The first step in terms of Bunn's philosophy - and in terms of life itself, Bunn would argue - is the accidental. The error. The chance.
Bunn illustrates this, and also announces his chief referent in doing so, by drawing attention to the artistic pseudonym of Marcel Duchamp - namely Rrose Selavy.
Several other themes are immediately raised here too :
i. Bunn points out that Duchamp used this other name, to state - although, incredibly this is still disputed by some - that 'errors make life'. (Rrose Selvay pronounced as Duchamp intended is indeed "erreurs c'est la vie"). Bunn is immediately at odds here with some critics who still fail to notice this and mistakenly both mis-read Selavy and overlook the artistic imperative which Duchamp made plain, namely that errors or chance could also make or break the work of art of any artist.
ii. Bunn is also making it plain, at the outset, with the 'premier mont' that his work, its very title, is to be read in a similar vein to Duchamp. The Dix Semblaient Monts are correctly pronounced in English as 'Dissemblements'. But to attempt to refute the rest of Bunn's work as such - as dissemblement and as some have tried to do - is also to overlook, significantly, the fact that Bunn is drawing equal attention to the intellectual depth of Duchamps oeuvre. Bunn is not to be taken merely as a dissembler. His work follows seamlessly from the philosophical tradition initiated by Duchamp.
iii. Also, and equally noteworthy, is the tradtion of artistic game - or humor - that originated with Duchamp. Bunn refers to this here, at the outset, but also again throughout. To overlook this tradition, the Duchampian humor, is to misunderstand both Duchamp and Bunn.
These essential keystones made clear, we return to the fundamental issue : Bunn is stating that the first 'mountain', the first obstacle if you will, to be overcome, is that of chance. Fortune. Luck. Error. Without the coin landing heads side up, as it were, whether in life or in art - and Bunn makes little distinction - the artist and the person is in dire trouble.

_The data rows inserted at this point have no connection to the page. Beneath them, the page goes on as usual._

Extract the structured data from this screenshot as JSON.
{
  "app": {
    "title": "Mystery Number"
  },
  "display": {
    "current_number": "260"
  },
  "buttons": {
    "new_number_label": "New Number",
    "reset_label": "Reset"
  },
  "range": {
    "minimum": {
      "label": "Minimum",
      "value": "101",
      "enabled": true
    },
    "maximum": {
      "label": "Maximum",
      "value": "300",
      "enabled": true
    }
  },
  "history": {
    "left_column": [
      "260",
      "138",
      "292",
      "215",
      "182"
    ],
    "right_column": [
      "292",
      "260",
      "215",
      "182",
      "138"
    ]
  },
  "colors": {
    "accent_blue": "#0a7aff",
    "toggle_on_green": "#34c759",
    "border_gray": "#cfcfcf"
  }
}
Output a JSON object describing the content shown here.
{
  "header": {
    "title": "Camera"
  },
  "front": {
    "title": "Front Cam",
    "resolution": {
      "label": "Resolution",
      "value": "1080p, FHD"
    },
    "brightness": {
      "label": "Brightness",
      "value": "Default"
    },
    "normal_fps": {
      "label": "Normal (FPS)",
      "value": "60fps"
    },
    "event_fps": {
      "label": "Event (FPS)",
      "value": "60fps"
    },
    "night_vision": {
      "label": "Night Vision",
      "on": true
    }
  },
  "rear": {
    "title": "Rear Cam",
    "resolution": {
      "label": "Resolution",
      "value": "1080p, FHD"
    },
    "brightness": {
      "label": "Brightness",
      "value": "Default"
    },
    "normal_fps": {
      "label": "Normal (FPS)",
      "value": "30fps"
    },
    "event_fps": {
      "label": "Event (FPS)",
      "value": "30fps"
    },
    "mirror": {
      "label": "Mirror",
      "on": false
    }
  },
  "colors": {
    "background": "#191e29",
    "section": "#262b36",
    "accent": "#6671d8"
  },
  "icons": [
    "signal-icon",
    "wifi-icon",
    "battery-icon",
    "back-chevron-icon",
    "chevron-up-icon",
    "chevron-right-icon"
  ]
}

Specifically relating the matter to art, Bunn makes the essential points : when artists think they are in control of chance, and if critics make the same mistake in believing the artist to be in control of it, once again, both are lost. Both are in error.